"What's the government to do? Support a small business with its deficits or support a wealthy guy buying an electric vehicle? I suspect you're going to see an awful lot of money vacate the electric vehicle industry. They were struggling to find the money for EV and autonomous technology before all this."
"There were a lot of analysts that thought we'd be at a 10 per cent EV market this decade, but I think that's unrealistic now."
The other place DesRosiers thinks the pandemic will hammer the auto industry is luxury car sales, which has seen high growth for the last decade, he said.
"One of the reasons that was doing so well is because we had a lot of what I like to call 'pretend' luxury buyers, people who aspire to have a luxury vehicle but can't afford one."
DesRosiers said sales of lower end luxury cars have been the fastest growing part of the industry for the last decade. Sales were so good, manufacturers began making cheaper versions of prestigious brands to attract more buyers at the lowest end of the price range.
Because the coronavirus has upended so many lives through quarantines, layoffs and lockdowns, many of the people who want a prestigious brand may no longer be able to buy in a post-pandemic world.
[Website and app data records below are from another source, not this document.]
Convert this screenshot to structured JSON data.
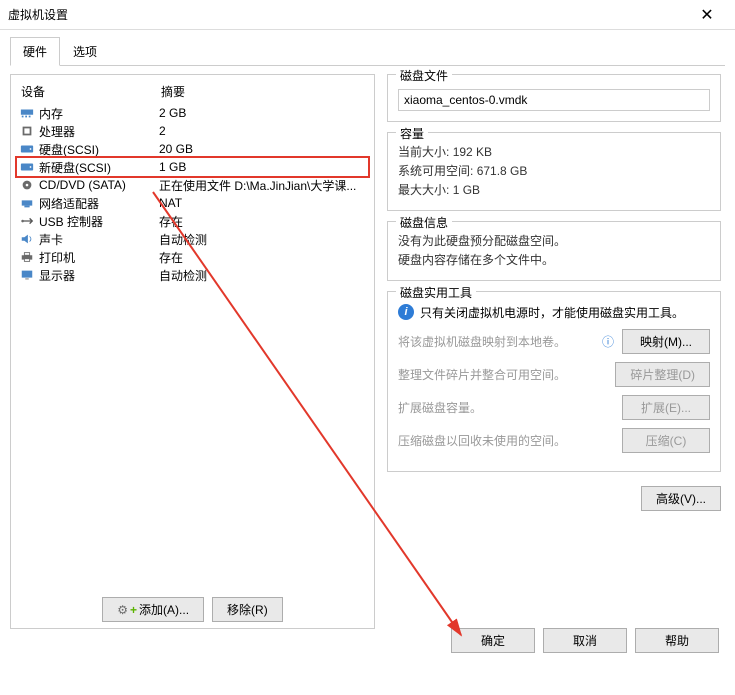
{
  "window": {
    "title": "虚拟机设置"
  },
  "tabs": {
    "hardware": "硬件",
    "options": "选项"
  },
  "devlist": {
    "col_device": "设备",
    "col_summary": "摘要",
    "items": [
      {
        "name": "内存",
        "summary": "2 GB",
        "icon": "memory"
      },
      {
        "name": "处理器",
        "summary": "2",
        "icon": "cpu"
      },
      {
        "name": "硬盘(SCSI)",
        "summary": "20 GB",
        "icon": "disk"
      },
      {
        "name": "新硬盘(SCSI)",
        "summary": "1 GB",
        "icon": "disk",
        "highlighted": true
      },
      {
        "name": "CD/DVD (SATA)",
        "summary": "正在使用文件 D:\\Ma.JinJian\\大学课...",
        "icon": "cd"
      },
      {
        "name": "网络适配器",
        "summary": "NAT",
        "icon": "net"
      },
      {
        "name": "USB 控制器",
        "summary": "存在",
        "icon": "usb"
      },
      {
        "name": "声卡",
        "summary": "自动检测",
        "icon": "sound"
      },
      {
        "name": "打印机",
        "summary": "存在",
        "icon": "printer"
      },
      {
        "name": "显示器",
        "summary": "自动检测",
        "icon": "display"
      }
    ],
    "add_btn": "添加(A)...",
    "remove_btn": "移除(R)"
  },
  "disk_file": {
    "legend": "磁盘文件",
    "value": "xiaoma_centos-0.vmdk"
  },
  "capacity": {
    "legend": "容量",
    "current_label": "当前大小:",
    "current_value": "192 KB",
    "free_label": "系统可用空间:",
    "free_value": "671.8 GB",
    "max_label": "最大大小:",
    "max_value": "1 GB"
  },
  "disk_info": {
    "legend": "磁盘信息",
    "line1": "没有为此硬盘预分配磁盘空间。",
    "line2": "硬盘内容存储在多个文件中。"
  },
  "disk_util": {
    "legend": "磁盘实用工具",
    "note": "只有关闭虚拟机电源时，才能使用磁盘实用工具。",
    "map_text": "将该虚拟机磁盘映射到本地卷。",
    "map_btn": "映射(M)...",
    "defrag_text": "整理文件碎片并整合可用空间。",
    "defrag_btn": "碎片整理(D)",
    "expand_text": "扩展磁盘容量。",
    "expand_btn": "扩展(E)...",
    "compact_text": "压缩磁盘以回收未使用的空间。",
    "compact_btn": "压缩(C)"
  },
  "advanced_btn": "高级(V)...",
  "footer": {
    "ok": "确定",
    "cancel": "取消",
    "help": "帮助"
  }
}
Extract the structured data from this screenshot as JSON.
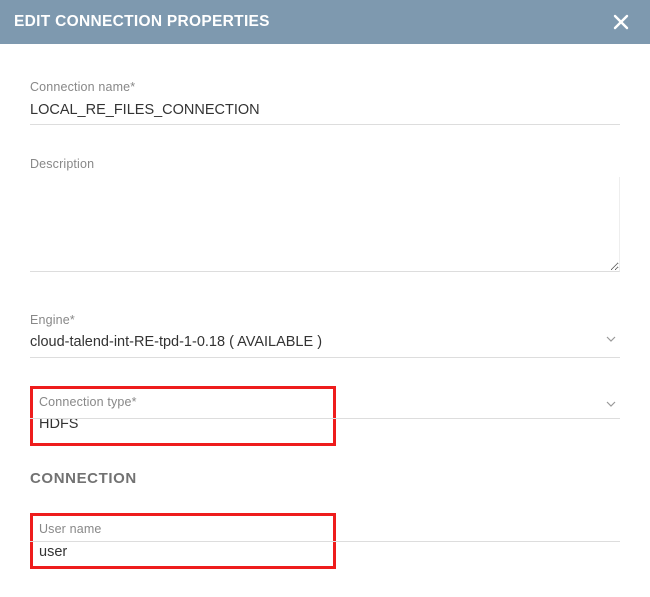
{
  "header": {
    "title": "EDIT CONNECTION PROPERTIES"
  },
  "form": {
    "connection_name": {
      "label": "Connection name*",
      "value": "LOCAL_RE_FILES_CONNECTION"
    },
    "description": {
      "label": "Description",
      "value": ""
    },
    "engine": {
      "label": "Engine*",
      "value": "cloud-talend-int-RE-tpd-1-0.18 ( AVAILABLE )"
    },
    "connection_type": {
      "label": "Connection type*",
      "value": "HDFS"
    },
    "section_heading": "CONNECTION",
    "user_name": {
      "label": "User name",
      "value": "user"
    }
  }
}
"Well if you were a pretend luxury buyer, you're out of the market. You could barely afford it when times were good, when times are struggling like this, who knows how long it's going to take back?"